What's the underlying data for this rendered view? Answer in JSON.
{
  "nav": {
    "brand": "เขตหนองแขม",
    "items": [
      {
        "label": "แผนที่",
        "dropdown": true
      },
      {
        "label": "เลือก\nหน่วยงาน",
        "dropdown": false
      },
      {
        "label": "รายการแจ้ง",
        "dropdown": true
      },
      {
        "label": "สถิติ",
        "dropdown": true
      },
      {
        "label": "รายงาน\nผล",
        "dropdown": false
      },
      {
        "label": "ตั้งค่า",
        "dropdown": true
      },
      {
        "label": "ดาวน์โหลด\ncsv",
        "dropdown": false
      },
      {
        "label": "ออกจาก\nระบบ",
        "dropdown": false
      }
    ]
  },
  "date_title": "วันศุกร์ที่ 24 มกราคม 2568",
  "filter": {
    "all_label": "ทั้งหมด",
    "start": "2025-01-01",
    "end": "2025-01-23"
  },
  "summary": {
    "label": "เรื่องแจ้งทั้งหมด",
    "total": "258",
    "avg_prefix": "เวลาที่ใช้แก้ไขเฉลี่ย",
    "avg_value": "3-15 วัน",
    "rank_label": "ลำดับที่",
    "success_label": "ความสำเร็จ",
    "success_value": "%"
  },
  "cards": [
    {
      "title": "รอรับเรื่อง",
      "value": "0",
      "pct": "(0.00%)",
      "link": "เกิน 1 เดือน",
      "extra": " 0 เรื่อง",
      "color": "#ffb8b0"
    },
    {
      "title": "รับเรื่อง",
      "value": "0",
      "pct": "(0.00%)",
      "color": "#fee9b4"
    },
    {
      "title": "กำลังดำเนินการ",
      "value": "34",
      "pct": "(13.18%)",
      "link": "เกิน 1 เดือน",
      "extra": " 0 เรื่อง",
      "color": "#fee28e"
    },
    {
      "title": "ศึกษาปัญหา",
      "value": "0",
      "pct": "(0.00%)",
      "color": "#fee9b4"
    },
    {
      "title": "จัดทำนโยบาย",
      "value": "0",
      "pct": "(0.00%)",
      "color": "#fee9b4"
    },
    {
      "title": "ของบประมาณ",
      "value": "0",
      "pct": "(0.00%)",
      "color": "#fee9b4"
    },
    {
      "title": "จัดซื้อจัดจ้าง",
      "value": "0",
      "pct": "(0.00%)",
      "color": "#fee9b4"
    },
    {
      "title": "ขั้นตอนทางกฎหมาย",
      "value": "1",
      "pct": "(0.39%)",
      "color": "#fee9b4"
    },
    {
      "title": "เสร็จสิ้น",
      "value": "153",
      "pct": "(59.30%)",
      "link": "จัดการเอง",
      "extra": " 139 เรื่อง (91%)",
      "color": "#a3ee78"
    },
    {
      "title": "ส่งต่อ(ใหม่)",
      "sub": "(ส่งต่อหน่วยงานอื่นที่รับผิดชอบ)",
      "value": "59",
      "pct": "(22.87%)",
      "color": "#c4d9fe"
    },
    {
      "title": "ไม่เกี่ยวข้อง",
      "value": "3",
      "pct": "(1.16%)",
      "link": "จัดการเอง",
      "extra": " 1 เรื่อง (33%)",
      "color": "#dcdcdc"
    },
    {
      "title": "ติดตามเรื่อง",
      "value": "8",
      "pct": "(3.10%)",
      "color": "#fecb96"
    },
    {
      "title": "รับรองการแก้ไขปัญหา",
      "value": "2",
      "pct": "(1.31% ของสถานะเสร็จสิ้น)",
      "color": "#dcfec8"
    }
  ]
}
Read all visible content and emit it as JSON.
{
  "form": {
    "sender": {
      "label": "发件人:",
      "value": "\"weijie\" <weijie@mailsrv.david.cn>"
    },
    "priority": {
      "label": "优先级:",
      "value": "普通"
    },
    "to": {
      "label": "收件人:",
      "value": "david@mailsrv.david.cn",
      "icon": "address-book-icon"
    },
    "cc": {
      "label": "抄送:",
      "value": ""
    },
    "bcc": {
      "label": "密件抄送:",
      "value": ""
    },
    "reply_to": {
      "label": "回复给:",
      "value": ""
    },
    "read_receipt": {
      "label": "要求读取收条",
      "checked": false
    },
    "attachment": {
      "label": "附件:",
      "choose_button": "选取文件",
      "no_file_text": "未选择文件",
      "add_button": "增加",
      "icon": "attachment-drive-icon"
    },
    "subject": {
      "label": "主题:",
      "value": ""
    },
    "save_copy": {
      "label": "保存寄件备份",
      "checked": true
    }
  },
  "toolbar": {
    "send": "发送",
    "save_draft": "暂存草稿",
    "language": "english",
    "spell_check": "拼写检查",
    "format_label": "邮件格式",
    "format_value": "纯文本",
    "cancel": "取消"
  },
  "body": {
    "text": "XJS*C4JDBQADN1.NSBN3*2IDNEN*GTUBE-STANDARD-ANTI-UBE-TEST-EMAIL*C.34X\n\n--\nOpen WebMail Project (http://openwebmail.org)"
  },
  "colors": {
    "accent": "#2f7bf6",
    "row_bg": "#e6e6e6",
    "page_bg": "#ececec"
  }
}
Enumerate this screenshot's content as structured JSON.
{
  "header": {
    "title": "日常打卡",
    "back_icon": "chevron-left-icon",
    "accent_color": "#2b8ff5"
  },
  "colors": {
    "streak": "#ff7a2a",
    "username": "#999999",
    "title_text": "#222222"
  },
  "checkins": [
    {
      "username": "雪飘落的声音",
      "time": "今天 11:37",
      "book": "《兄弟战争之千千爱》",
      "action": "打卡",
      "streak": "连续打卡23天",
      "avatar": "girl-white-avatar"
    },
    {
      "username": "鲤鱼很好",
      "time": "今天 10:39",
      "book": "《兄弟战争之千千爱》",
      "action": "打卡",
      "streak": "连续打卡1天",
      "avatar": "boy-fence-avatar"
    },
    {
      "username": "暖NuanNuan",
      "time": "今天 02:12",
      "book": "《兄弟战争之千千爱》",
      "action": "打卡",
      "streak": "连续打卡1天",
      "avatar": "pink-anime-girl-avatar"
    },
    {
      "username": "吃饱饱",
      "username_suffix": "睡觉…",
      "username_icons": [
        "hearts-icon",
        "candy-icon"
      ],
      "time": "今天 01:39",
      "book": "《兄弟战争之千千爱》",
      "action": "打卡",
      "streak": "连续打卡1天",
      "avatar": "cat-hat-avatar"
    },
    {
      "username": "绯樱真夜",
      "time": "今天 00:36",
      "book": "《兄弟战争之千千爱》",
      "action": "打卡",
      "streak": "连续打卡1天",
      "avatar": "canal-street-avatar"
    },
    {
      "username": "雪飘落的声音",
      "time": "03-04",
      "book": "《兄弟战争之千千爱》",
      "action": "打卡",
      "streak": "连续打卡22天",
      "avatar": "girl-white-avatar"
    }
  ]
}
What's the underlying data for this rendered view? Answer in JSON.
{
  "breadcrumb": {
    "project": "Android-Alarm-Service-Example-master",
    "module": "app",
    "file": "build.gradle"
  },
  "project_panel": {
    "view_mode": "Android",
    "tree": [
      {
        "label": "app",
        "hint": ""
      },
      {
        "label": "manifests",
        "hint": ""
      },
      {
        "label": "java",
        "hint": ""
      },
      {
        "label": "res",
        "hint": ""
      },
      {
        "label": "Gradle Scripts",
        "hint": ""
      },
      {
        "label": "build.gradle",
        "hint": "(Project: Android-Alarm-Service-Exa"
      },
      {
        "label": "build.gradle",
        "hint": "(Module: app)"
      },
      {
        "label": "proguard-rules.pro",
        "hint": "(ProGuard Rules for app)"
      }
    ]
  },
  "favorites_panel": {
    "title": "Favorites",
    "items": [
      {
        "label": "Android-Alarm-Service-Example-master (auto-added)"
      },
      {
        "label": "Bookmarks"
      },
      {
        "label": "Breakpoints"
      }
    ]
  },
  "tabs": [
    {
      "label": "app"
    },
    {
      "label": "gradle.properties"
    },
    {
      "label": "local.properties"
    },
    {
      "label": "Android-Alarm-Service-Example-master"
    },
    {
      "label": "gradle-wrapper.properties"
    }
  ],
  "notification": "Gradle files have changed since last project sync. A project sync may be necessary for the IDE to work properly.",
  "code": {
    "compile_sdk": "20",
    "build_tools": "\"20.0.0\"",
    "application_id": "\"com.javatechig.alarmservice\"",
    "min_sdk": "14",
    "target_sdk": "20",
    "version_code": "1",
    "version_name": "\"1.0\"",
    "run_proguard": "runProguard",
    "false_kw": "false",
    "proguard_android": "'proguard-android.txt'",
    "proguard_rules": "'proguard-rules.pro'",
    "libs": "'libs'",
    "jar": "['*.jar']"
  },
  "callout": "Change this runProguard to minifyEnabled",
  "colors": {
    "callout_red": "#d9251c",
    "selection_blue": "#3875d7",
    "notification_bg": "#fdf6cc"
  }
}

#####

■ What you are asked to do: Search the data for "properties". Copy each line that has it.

■ Reply to the task:
      "label": "gradle.properties"
      "label": "local.properties"
      "label": "gradle-wrapper.properties"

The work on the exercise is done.